Too Many Choices

Most programmers using cryptographic libraries are not expert cryptographic security evaluators. […] There is a long history of these programmers and users making poor choices of cryptographic primitives, such as MD5 and 512-bit RSA, years after cryptographers began issuing warnings about the security of those primitives. –DJB

Modern cryptographic systems like NaCL and age leave exactly zero decisions up to the developer, and rightly so. The JWT standard, on the other hand, leaves essentially everything up to the application developer, which has led to endless confusion and easily preventable vulnerabilities.

Mixing Different Kinds of Algorithms

The JWT signature algorithm allows for two entirely different classes of algorithms: the symmetric HS* algorithms and the asymmetric everything else. JWTs also have the option of being encrypted, along with its own set of foot-guns and pitfalls, which confuses developers even further. Surfacing these options without making it extremely obvious what the differences between these algorithms are is dangerous: confused developers create confused implementations.

Handling Non-Validated Inputs

Handling non-validated data is the root of all evil. Yet, the JWT standard essentially requires the processing of the token header before any validation, as the header itself contains information on how to validate the token as a whole. This fundamental design flaw leads to issues such as the "alg": "none" and the key confusion attacks mentioned above, among others.


JWTs are a powerful solution to the problem of authentication and authorization at scale in microservices. However, the pitfalls created by the fundamental design flaws force us to be very careful in our implementation and use of these tokens. As the lack of widely-supported, standard alternatives leaves us with no choice other than to use JWTs, we have to become familiar with the sharp edges of JWTs.


  1. Pronounced “jot”, as officially suggested by the standard↩︎

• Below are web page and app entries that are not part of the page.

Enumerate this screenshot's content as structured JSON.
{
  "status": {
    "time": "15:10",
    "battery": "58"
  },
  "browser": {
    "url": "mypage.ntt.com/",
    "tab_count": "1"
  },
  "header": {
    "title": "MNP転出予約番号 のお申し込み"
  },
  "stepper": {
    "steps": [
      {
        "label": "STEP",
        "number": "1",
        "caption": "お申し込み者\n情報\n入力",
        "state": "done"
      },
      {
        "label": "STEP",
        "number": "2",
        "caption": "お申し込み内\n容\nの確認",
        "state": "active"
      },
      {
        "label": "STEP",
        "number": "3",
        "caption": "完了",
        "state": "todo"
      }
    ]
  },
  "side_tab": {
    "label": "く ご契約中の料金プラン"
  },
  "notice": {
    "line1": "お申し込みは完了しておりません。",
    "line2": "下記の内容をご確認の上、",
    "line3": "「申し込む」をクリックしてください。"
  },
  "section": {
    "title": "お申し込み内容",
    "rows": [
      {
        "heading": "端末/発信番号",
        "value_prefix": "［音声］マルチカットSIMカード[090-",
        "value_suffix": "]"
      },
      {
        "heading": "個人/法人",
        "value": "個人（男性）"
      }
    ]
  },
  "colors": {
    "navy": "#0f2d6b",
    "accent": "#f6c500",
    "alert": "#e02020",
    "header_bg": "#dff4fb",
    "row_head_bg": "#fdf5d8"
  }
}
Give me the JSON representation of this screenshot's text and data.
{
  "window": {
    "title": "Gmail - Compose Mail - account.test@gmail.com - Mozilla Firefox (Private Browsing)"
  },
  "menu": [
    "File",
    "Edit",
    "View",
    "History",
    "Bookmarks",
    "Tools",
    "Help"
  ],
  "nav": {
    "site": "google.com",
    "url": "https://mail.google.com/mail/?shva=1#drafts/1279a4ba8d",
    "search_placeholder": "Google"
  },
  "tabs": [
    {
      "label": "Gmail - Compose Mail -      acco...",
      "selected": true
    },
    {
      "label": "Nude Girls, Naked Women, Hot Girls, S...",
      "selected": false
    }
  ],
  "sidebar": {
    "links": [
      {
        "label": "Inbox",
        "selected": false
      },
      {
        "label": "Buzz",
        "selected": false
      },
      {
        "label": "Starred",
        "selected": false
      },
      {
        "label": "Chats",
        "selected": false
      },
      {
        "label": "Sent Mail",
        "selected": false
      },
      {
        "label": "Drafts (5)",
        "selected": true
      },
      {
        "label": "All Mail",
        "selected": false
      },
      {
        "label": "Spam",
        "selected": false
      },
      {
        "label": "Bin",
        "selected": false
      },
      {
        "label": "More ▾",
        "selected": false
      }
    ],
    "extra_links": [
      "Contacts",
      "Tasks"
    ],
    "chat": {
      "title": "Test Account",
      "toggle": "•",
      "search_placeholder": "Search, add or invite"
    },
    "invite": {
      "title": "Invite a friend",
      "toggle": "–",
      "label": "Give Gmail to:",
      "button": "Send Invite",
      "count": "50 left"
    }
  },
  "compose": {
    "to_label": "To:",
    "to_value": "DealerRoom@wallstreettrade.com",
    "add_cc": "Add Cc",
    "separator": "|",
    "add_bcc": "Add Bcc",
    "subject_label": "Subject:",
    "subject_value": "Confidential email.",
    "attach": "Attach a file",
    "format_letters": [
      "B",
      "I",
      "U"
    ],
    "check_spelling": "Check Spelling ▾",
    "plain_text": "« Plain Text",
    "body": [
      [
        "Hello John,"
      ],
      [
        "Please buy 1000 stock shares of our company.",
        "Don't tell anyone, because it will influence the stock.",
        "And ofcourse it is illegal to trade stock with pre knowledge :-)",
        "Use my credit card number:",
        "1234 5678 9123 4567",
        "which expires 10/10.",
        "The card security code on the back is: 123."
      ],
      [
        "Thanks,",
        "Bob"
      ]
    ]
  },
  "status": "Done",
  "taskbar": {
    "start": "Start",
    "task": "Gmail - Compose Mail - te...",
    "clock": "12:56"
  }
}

  2. Specifically, it is base64url-encoded with no padding. base64url is similar to regular base64, but the URL-unfriendly characters "+" and "/" are replaced with "-" and "_", respectively. Note that the "+" and "/" appear in base64-encoded data (assuming ASCII-only input) only if the input contained a "?" or "~" at specific locations. This means that if you are in a hurry, you can usually inspect the ASCII-only sections with a quick base64 -d↩︎

  3. In some cases, this attack may be possible even when the public key is not available to attackers, as shown in this recent blog post↩︎